**EXERCISE AIM:**
Which lines of the records below contain the word "Money"? Copy each of them out.
====== SUPPLIED MATERIAL ======
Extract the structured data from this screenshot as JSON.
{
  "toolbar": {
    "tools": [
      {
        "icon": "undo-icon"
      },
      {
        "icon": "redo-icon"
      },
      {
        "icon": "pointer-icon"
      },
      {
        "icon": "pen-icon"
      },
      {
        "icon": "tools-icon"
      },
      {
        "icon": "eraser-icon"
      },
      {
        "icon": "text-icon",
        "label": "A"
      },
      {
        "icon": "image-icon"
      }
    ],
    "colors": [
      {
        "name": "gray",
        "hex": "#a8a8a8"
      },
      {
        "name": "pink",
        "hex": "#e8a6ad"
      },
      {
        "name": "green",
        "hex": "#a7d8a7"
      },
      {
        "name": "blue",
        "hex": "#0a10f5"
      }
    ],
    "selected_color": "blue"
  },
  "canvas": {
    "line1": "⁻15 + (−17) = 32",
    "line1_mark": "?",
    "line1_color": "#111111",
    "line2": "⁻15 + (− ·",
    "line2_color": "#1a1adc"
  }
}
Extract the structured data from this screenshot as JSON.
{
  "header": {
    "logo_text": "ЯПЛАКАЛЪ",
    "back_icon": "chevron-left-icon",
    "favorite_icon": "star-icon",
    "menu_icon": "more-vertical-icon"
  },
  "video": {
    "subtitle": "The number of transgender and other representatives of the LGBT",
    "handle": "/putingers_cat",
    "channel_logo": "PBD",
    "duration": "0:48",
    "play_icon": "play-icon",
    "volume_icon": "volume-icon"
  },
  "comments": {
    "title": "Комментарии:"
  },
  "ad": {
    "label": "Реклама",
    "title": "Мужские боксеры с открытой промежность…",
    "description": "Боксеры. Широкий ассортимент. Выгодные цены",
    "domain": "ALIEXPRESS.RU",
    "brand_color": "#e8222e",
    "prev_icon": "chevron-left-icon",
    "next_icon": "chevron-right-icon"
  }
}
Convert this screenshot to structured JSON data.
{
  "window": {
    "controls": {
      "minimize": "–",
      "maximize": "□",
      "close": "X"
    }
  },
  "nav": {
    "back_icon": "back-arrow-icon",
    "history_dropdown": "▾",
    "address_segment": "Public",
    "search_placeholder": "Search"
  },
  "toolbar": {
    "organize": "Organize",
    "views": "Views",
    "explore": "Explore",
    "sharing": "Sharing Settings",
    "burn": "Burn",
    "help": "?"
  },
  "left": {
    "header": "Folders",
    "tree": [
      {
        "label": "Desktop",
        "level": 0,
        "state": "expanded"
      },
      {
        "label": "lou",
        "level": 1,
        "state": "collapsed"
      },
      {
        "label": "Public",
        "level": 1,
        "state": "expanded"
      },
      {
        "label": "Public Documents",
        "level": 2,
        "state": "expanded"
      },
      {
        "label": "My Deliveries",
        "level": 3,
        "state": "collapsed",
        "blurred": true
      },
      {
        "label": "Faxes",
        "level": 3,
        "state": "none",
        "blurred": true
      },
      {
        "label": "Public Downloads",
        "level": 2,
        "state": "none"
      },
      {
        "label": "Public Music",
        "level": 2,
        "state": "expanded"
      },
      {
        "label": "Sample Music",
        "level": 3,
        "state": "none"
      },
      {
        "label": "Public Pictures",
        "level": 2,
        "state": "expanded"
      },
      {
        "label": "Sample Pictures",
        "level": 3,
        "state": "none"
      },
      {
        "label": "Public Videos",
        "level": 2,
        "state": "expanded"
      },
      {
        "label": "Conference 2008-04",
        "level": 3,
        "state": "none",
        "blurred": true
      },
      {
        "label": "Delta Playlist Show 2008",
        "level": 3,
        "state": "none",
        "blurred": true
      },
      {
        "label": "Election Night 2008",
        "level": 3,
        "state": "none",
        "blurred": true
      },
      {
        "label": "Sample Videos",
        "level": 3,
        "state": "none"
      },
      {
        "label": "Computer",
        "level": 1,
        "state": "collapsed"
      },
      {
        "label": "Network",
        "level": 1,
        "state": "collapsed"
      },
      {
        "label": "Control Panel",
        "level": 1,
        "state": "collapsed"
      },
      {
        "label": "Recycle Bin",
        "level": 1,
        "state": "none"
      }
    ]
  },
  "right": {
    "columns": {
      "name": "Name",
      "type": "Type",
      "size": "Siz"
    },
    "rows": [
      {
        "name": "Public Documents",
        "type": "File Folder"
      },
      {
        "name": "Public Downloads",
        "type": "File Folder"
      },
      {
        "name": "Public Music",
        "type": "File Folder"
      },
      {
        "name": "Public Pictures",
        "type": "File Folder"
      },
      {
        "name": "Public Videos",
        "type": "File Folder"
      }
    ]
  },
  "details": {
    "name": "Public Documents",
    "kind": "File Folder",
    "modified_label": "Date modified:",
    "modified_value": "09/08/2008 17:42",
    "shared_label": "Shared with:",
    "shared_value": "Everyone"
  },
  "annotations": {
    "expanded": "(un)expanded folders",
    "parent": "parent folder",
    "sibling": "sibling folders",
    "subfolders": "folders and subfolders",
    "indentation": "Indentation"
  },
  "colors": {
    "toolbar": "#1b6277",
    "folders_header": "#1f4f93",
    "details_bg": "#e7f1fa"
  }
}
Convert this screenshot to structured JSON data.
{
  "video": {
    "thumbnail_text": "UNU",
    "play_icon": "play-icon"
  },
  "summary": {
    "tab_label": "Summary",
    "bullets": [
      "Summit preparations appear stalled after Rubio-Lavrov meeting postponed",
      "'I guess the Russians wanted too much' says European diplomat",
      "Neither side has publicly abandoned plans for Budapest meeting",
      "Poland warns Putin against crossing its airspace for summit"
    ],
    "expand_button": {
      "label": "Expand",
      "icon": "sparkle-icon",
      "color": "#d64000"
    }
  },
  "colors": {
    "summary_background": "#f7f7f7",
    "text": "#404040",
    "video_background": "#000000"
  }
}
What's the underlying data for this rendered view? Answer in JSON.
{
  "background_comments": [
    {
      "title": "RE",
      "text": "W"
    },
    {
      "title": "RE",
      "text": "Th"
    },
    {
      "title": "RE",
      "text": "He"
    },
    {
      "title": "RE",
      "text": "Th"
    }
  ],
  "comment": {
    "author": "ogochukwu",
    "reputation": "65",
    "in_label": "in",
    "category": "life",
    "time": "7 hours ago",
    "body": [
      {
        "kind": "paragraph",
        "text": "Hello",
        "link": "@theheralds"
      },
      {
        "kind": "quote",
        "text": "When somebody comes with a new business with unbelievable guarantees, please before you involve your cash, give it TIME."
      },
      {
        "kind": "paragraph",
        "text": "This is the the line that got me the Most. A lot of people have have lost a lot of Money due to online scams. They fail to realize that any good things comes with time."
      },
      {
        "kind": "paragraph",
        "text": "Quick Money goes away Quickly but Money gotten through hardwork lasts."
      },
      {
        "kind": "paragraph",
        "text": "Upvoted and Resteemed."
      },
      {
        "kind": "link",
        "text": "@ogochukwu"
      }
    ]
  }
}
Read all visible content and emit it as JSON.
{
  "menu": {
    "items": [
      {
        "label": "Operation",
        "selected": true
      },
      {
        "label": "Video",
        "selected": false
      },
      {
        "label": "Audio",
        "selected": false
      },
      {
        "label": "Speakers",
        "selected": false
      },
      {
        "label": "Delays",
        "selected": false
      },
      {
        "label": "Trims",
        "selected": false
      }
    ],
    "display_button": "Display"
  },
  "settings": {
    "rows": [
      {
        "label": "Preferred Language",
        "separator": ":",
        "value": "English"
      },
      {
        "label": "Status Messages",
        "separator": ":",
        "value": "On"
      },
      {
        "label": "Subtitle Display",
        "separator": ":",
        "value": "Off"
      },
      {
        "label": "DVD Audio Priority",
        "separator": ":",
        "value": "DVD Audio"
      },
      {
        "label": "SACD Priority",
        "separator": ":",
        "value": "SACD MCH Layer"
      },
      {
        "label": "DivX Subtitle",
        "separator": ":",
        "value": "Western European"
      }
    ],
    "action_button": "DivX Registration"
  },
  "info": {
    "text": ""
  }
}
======
**RESULT OF THE TASK:**
        "text": "This is the the line that got me the Most. A lot of people have have lost a lot of Money due to online scams. They fail to realize that any good things comes with time."
        "text": "Quick Money goes away Quickly but Money gotten through hardwork lasts."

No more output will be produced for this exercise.